* _Your objective_: Pictures are to be left out, and every entry repeated exactly.

______

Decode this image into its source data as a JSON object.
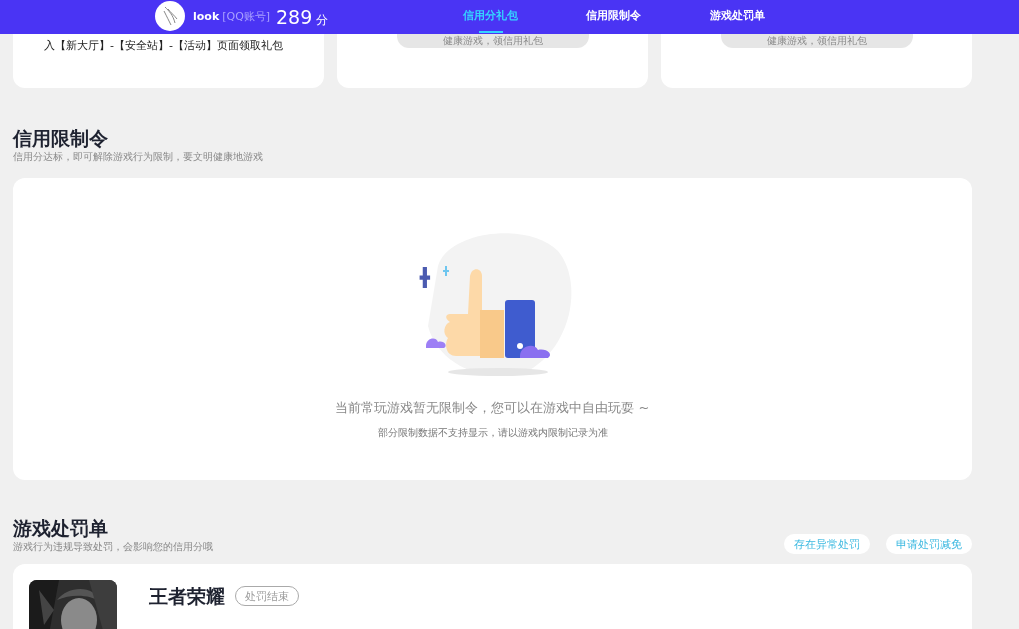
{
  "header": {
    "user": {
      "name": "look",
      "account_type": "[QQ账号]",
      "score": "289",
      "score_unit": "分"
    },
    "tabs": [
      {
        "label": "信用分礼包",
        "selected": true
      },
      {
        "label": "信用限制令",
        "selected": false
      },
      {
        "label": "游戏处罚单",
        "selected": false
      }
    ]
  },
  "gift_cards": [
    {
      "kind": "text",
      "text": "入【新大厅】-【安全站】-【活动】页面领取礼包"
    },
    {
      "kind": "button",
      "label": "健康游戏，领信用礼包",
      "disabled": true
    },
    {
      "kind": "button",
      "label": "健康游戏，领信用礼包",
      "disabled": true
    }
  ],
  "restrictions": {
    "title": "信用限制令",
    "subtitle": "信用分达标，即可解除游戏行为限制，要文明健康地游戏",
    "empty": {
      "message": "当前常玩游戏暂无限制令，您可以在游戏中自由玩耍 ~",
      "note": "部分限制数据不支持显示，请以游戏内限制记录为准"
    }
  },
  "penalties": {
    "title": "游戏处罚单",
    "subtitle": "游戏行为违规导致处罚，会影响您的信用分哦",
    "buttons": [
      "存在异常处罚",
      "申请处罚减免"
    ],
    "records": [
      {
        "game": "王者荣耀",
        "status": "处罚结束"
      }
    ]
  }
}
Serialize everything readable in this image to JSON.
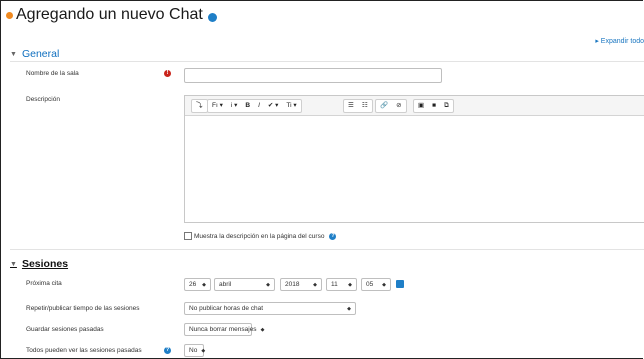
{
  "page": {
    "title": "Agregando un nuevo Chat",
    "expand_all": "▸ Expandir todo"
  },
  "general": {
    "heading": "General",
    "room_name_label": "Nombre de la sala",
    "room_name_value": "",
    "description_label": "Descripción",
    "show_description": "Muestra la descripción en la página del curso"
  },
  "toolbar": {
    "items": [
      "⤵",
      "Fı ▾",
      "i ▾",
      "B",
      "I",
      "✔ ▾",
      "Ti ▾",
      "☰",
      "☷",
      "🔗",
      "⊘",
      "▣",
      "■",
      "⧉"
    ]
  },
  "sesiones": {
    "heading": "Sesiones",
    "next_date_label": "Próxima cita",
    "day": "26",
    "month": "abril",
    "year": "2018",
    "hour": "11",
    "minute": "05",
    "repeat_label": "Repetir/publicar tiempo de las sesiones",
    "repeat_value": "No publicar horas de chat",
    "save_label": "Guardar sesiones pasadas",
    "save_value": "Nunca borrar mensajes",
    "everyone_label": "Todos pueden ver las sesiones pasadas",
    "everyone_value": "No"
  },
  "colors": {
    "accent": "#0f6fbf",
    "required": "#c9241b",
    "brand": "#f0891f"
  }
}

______

* _Written reply_:
Decode this image into its source data as a JSON object.
{
  "header": {
    "user": {
      "name": "look",
      "account_type": "[QQ账号]",
      "score": "289",
      "score_unit": "分"
    },
    "tabs": [
      {
        "label": "信用分礼包",
        "selected": true
      },
      {
        "label": "信用限制令",
        "selected": false
      },
      {
        "label": "游戏处罚单",
        "selected": false
      }
    ]
  },
  "gift_cards": [
    {
      "kind": "text",
      "text": "入【新大厅】-【安全站】-【活动】页面领取礼包"
    },
    {
      "kind": "button",
      "label": "健康游戏，领信用礼包",
      "disabled": true
    },
    {
      "kind": "button",
      "label": "健康游戏，领信用礼包",
      "disabled": true
    }
  ],
  "restrictions": {
    "title": "信用限制令",
    "subtitle": "信用分达标，即可解除游戏行为限制，要文明健康地游戏",
    "empty": {
      "message": "当前常玩游戏暂无限制令，您可以在游戏中自由玩耍 ~",
      "note": "部分限制数据不支持显示，请以游戏内限制记录为准"
    }
  },
  "penalties": {
    "title": "游戏处罚单",
    "subtitle": "游戏行为违规导致处罚，会影响您的信用分哦",
    "buttons": [
      "存在异常处罚",
      "申请处罚减免"
    ],
    "records": [
      {
        "game": "王者荣耀",
        "status": "处罚结束"
      }
    ]
  }
}
Serialize everything readable in this image to JSON.
{
  "page": {
    "title": "Agregando un nuevo Chat",
    "expand_all": "▸ Expandir todo"
  },
  "general": {
    "heading": "General",
    "room_name_label": "Nombre de la sala",
    "room_name_value": "",
    "description_label": "Descripción",
    "show_description": "Muestra la descripción en la página del curso"
  },
  "toolbar": {
    "items": [
      "⤵",
      "Fı ▾",
      "i ▾",
      "B",
      "I",
      "✔ ▾",
      "Ti ▾",
      "☰",
      "☷",
      "🔗",
      "⊘",
      "▣",
      "■",
      "⧉"
    ]
  },
  "sesiones": {
    "heading": "Sesiones",
    "next_date_label": "Próxima cita",
    "day": "26",
    "month": "abril",
    "year": "2018",
    "hour": "11",
    "minute": "05",
    "repeat_label": "Repetir/publicar tiempo de las sesiones",
    "repeat_value": "No publicar horas de chat",
    "save_label": "Guardar sesiones pasadas",
    "save_value": "Nunca borrar mensajes",
    "everyone_label": "Todos pueden ver las sesiones pasadas",
    "everyone_value": "No"
  },
  "colors": {
    "accent": "#0f6fbf",
    "required": "#c9241b",
    "brand": "#f0891f"
  }
}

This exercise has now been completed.